• **WORK INSTRUCTIONS**:
Determine how many lines in the records below include the word "JSON" and output that number alone.

• **DATA FOR ANALYSIS**:
——————————
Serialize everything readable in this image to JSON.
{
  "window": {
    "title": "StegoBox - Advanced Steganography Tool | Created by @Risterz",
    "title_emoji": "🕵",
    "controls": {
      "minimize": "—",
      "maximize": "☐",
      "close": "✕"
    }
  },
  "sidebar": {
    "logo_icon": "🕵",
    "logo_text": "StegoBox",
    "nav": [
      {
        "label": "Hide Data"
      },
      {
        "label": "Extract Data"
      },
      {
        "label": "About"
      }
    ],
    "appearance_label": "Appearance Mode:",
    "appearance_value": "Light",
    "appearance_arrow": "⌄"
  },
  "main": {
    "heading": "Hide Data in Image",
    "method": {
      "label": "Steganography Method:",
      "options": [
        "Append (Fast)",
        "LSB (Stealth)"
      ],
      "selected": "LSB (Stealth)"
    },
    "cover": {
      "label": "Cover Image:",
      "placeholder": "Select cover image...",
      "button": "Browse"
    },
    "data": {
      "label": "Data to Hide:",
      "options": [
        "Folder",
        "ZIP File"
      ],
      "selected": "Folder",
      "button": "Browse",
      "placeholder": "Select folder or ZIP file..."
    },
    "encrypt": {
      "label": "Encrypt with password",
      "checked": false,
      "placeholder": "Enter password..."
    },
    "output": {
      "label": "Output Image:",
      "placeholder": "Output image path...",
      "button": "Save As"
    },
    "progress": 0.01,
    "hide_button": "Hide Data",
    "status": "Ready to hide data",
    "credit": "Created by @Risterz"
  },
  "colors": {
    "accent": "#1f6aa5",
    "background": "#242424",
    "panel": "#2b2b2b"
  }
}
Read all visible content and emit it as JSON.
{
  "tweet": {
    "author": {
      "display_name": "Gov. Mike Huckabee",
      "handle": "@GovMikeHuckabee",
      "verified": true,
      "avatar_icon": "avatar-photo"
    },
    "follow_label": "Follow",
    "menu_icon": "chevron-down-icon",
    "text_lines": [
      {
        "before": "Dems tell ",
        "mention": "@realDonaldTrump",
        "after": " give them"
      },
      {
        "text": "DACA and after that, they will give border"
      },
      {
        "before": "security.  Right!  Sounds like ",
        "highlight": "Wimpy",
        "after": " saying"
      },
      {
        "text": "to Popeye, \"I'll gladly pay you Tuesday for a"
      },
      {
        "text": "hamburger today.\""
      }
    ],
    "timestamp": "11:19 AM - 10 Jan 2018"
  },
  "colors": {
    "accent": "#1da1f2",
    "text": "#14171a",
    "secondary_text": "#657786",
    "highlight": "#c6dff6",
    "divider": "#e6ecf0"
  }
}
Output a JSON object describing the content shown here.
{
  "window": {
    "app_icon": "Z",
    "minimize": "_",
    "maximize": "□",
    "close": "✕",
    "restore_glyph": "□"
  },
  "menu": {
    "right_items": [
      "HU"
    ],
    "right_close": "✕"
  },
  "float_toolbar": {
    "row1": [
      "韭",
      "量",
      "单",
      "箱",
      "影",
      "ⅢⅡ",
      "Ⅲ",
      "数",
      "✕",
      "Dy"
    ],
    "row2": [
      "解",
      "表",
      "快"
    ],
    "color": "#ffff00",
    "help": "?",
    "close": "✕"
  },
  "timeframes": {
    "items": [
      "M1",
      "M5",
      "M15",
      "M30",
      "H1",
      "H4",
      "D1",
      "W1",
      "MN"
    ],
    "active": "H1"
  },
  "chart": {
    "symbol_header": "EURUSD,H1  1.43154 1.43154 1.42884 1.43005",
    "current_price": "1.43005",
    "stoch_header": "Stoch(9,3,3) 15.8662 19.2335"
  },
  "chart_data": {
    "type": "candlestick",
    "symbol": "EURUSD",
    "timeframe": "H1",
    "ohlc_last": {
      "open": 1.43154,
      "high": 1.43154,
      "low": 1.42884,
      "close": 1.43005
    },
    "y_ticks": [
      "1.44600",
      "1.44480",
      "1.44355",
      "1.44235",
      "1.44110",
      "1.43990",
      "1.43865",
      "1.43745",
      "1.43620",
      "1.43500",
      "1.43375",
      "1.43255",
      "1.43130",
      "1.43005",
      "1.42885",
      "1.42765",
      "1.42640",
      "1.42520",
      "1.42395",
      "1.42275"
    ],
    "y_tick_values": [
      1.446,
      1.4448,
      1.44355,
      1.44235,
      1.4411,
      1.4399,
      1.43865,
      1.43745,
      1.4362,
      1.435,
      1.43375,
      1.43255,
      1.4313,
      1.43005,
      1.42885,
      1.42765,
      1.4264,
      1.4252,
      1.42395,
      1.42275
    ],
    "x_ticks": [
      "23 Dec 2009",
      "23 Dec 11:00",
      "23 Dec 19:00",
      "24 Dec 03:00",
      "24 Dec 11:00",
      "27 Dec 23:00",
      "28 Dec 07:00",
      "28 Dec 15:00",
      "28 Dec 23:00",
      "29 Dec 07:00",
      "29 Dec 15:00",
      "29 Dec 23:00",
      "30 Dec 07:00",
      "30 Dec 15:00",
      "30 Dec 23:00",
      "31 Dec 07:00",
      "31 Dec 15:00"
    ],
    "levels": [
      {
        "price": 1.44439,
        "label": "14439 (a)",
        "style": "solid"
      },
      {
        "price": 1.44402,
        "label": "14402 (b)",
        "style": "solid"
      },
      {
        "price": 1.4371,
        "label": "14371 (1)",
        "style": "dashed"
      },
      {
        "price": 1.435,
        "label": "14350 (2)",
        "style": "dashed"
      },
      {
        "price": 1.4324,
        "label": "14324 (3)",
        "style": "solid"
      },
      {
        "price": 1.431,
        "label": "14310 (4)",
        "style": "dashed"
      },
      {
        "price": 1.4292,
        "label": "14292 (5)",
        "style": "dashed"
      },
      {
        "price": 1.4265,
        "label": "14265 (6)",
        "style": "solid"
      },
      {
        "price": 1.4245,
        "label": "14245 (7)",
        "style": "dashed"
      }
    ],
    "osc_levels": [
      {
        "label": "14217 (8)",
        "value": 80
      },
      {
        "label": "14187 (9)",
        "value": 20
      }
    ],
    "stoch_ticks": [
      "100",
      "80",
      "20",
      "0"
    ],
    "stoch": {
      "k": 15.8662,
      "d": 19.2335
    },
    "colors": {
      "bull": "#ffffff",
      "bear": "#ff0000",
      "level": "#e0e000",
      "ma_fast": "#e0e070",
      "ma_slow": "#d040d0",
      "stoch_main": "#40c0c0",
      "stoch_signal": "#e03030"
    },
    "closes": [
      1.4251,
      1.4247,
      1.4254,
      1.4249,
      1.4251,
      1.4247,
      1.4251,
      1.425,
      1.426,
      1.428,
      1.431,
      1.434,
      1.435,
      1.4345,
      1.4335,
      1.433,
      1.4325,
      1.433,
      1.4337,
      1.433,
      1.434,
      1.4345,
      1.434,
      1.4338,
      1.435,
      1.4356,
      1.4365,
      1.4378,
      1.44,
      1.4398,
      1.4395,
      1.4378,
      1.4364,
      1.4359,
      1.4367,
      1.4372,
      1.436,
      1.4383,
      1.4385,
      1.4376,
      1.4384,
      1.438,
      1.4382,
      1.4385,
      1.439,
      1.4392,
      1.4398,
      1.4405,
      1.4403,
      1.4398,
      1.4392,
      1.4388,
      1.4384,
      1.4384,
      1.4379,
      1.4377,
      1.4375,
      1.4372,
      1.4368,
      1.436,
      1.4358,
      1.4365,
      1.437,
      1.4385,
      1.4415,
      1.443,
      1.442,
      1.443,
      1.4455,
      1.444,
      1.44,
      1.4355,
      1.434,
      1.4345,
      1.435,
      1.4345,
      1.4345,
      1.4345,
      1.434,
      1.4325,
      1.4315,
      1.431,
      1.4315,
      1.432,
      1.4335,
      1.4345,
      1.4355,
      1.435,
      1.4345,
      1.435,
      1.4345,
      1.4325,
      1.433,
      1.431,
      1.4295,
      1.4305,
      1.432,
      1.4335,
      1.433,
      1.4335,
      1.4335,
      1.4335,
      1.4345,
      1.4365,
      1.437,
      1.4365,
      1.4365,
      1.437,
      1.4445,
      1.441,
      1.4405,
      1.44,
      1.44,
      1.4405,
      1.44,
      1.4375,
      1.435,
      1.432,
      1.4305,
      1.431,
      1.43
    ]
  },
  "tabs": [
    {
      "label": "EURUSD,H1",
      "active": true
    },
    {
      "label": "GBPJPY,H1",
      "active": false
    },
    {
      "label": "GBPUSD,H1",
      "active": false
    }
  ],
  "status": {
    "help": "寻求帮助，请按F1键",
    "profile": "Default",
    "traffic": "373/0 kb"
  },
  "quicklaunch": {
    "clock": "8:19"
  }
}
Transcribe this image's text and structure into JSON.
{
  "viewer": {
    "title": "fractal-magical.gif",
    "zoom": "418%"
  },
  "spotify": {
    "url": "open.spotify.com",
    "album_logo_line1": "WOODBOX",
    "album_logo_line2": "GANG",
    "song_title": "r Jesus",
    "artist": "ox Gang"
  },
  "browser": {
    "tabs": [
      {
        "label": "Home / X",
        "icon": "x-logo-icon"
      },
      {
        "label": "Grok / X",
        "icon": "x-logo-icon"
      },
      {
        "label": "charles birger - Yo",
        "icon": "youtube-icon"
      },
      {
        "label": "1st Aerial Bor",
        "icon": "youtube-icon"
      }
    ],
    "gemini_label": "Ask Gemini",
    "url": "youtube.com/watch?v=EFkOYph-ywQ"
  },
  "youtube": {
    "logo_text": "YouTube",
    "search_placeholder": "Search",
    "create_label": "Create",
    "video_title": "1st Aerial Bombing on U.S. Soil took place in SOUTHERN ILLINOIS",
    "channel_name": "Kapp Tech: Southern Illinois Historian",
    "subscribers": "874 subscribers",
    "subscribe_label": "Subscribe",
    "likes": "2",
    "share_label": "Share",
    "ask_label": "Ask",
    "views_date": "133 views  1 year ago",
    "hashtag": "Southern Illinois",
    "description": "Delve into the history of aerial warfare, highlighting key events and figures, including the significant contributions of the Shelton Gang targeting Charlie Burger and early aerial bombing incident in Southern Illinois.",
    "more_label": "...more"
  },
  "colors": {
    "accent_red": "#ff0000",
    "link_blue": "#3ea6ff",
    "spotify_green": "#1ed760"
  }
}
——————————
• **OUTPUT BELOW**:
4